But there are also a lot of business owners who will argue against having a plan. Usually their main argument is that “my industry changes too fast!”, so what’s the point having a plan when things change before the plan’s finished?
Well, here’s one very good reason to have a business plan: Owners with business plans enjoy 30% faster growth than those without a business plan.
That’s why the majority of larger businesses – and 71% of the fastest-growing companies – always have a plan. Whether it’s a good plan and whether it’s followed are different matters, but they always have a plan.
By the time a business has 25 staff, things just become chaos without a plan, and usually by this point someone has pointed out the need and got on with planning. As the old saying (attributed to Benjamin Franklin) goes, ‘failing to plan is planning to fail’.
Why don’t small businesses plan?
Here are some of the reasons I’m usually given:
- We don’t have time for planning
- Things change too fast
- I have a plan, it’s in my head
- Having a plan is too restrictive and we like to be opportunistic
I suspect there are other reasons too, but just a bit too embarrassing to admit:
- Many small business owners have never been taught how to plan
- Planning feels like hard work and there’s always something more interesting
- Until they’ve had a good plan, they don’t know what they’re missing
4 reasons why businesses need a plan
1. Think of a business plan as a roadmap. It will guide you as you navigate the decisions and hurdles that lay ahead as your business grows.
2. Creating a business plan helps you define and set your objectives so you can measure your progress against your long-term business goals
3. If you’re looking to raise funding, a business plan can help to persuade potential investors that you have a long-term vision for financial success
4. Risk is an inevitable part of business, but a business plan can help to reduce the risk factor by providing a template for considered decision-making

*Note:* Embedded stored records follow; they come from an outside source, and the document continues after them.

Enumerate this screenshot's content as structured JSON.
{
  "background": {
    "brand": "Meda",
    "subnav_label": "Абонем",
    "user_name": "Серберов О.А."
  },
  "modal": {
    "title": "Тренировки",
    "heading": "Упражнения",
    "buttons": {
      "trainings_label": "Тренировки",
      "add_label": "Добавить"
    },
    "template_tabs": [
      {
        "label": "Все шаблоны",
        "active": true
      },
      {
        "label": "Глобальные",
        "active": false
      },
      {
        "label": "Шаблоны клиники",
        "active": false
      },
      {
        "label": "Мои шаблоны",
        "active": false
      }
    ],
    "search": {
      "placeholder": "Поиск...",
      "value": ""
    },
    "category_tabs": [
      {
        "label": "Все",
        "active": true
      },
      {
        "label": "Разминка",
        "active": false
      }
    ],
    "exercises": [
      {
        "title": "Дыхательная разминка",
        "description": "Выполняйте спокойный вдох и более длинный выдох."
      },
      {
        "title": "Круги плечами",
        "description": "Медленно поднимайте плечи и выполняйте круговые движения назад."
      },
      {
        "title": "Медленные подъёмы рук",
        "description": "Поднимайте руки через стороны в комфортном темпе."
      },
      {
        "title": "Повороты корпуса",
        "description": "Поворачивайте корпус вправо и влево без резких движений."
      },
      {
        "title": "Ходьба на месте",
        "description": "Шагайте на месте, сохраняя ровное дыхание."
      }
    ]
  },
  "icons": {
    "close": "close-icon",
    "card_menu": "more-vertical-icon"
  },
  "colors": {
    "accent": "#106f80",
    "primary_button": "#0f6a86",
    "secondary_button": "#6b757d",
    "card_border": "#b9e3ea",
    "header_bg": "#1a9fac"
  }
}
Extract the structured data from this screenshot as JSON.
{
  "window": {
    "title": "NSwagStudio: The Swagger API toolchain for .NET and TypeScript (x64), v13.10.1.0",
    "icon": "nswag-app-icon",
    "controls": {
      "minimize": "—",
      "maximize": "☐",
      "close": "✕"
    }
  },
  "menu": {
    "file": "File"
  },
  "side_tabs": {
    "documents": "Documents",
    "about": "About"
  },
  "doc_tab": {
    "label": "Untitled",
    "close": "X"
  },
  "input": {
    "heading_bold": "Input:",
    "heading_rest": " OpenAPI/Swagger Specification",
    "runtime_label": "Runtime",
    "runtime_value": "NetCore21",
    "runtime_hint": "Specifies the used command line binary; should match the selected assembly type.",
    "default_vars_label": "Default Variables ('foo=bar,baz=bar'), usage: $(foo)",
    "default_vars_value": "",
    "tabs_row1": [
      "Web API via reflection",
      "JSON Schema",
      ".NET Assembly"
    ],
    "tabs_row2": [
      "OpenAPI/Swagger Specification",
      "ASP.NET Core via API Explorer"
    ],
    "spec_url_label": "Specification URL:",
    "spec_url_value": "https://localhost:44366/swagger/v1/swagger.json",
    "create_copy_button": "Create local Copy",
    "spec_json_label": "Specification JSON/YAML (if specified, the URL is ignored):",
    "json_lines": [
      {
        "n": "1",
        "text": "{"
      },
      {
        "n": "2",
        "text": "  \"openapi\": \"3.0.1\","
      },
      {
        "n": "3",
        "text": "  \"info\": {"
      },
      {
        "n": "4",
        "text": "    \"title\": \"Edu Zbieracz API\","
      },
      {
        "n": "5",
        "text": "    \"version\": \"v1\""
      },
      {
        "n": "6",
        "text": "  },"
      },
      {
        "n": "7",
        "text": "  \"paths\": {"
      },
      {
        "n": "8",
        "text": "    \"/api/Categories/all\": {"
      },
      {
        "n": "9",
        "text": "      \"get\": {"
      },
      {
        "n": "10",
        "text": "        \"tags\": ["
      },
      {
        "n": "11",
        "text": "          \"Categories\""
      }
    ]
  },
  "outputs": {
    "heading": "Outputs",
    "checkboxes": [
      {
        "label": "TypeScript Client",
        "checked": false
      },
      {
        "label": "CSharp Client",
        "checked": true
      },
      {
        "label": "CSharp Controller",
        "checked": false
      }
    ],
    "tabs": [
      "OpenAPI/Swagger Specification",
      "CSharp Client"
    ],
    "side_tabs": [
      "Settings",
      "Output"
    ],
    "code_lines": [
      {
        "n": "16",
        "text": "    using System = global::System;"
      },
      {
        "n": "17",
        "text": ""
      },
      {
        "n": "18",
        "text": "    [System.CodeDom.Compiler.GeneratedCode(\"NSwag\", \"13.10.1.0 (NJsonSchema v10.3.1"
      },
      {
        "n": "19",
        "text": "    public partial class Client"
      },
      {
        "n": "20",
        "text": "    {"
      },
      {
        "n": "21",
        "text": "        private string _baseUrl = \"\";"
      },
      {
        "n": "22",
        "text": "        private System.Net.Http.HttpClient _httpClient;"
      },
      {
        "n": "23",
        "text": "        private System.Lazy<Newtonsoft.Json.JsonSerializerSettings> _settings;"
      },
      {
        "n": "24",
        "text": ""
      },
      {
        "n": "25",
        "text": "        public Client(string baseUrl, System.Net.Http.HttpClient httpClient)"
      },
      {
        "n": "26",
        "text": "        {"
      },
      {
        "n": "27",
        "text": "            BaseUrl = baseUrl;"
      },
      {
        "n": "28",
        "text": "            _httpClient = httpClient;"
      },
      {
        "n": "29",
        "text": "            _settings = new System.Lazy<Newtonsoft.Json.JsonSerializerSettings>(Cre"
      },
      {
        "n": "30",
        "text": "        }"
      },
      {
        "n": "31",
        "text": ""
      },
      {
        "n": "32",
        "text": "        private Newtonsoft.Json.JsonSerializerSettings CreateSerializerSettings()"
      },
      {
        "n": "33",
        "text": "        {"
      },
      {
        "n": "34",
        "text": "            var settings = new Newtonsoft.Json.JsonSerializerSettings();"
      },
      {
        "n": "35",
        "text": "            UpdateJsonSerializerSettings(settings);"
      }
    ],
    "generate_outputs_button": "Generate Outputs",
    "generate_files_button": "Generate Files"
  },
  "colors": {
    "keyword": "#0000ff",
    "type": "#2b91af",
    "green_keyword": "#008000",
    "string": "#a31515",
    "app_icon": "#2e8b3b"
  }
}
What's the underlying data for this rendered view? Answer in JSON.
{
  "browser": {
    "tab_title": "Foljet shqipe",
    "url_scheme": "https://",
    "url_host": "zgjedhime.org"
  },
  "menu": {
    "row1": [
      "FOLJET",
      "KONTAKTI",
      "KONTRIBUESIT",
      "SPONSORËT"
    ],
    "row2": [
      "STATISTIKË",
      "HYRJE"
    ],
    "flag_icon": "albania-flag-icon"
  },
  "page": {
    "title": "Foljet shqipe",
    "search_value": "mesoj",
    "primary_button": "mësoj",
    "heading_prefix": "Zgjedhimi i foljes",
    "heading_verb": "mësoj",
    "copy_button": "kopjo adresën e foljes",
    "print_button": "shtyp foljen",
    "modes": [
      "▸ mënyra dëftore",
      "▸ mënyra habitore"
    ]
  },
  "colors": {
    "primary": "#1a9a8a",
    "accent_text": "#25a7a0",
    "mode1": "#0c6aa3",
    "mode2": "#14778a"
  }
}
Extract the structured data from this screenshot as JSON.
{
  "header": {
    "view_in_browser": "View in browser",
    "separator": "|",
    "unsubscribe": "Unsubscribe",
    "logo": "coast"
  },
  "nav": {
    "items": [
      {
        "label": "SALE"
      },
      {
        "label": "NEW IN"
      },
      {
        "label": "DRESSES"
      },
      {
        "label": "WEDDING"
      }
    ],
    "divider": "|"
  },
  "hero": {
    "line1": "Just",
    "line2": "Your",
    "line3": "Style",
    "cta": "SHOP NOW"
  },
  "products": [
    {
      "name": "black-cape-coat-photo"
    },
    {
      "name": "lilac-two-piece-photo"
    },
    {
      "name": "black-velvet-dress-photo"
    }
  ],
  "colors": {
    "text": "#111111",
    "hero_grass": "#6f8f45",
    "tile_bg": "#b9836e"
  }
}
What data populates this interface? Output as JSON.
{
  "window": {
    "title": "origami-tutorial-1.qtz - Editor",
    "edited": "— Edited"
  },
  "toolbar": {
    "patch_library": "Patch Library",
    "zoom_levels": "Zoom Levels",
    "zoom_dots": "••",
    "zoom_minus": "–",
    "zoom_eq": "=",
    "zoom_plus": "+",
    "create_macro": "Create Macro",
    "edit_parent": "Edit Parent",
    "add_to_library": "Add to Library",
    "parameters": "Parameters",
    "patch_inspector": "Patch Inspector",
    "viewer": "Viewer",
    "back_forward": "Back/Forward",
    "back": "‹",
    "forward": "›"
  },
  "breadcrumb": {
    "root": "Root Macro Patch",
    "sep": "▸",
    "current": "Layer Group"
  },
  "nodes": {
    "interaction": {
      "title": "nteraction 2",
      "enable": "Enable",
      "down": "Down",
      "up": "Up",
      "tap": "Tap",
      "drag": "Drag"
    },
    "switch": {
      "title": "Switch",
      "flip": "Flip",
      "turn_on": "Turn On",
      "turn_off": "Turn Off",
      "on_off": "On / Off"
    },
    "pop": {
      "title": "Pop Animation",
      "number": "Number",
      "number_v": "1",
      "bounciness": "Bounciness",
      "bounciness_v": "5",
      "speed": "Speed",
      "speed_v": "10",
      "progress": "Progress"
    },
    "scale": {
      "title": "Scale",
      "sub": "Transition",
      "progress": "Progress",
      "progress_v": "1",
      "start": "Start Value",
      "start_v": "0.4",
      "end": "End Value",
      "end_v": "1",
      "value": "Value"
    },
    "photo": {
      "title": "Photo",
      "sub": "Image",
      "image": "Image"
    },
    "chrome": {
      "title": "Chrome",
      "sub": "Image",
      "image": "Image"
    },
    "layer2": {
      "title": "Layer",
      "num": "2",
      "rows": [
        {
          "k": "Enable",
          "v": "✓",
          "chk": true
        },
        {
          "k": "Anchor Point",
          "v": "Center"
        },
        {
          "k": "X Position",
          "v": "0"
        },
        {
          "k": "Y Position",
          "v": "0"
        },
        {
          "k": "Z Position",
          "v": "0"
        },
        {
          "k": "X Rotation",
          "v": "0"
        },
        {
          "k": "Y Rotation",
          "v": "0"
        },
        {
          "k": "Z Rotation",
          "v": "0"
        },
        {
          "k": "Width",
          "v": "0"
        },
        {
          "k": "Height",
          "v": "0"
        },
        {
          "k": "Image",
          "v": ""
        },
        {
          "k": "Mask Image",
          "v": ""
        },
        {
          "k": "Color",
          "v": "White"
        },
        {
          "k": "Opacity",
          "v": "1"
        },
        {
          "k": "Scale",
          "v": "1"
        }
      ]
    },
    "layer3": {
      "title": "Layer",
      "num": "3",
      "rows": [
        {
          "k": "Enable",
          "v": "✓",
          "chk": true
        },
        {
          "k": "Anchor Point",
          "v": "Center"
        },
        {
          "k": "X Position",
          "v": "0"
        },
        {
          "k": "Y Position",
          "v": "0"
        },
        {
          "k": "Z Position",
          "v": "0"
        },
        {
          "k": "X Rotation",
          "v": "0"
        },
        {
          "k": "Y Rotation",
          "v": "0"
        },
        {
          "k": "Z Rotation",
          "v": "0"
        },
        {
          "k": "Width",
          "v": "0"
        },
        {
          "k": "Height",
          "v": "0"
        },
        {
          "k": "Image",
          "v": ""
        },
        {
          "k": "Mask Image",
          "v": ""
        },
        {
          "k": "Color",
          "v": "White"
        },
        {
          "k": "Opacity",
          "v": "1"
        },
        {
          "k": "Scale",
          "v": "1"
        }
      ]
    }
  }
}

Business plans drive growth
When I persuade a business owner and their team to create a plan, it is without any doubt the single biggest factor in driving them forward with accelerated growth.
When you have a plan:
- You can see where you’re going and what’s important to get there
- You can prioritise the tasks that will bring you closer to your goal
With a plan on paper, the whole team can share the same common goals. If goals are only verbalised, everyone can interpret them differently.
That’s why my clients say how liberating it feels to have a plan. The change in them and the business is often dramatic and exciting!
What does a good plan look like?
The good news is there’s no one size fits all approach to business planning. As long as it covers your business goals, objectives, and pathway to business growth you’re increasing your chances of success.
Whether you choose to plan using graphs, Gantt charts, or short lists, be sure to keep it simple. Plus, if you keep a summary of your plan on the wall it will act as a constant reminder and keep everyone in your business focused and aligned.
Planning for tomorrow
As well as planning for the future, you can also plan for tomorrow by ending each day by writing your to-do list for the following day.
Not only will listing tomorrow’s tasks help you to hit the ground running and prioritise your time each morning, but it’s also a great way to embed planning as a regular habit.
The bottom line is if you want to achieve growth more quickly – and make your life easier – then you should make creating a plan your biggest priority.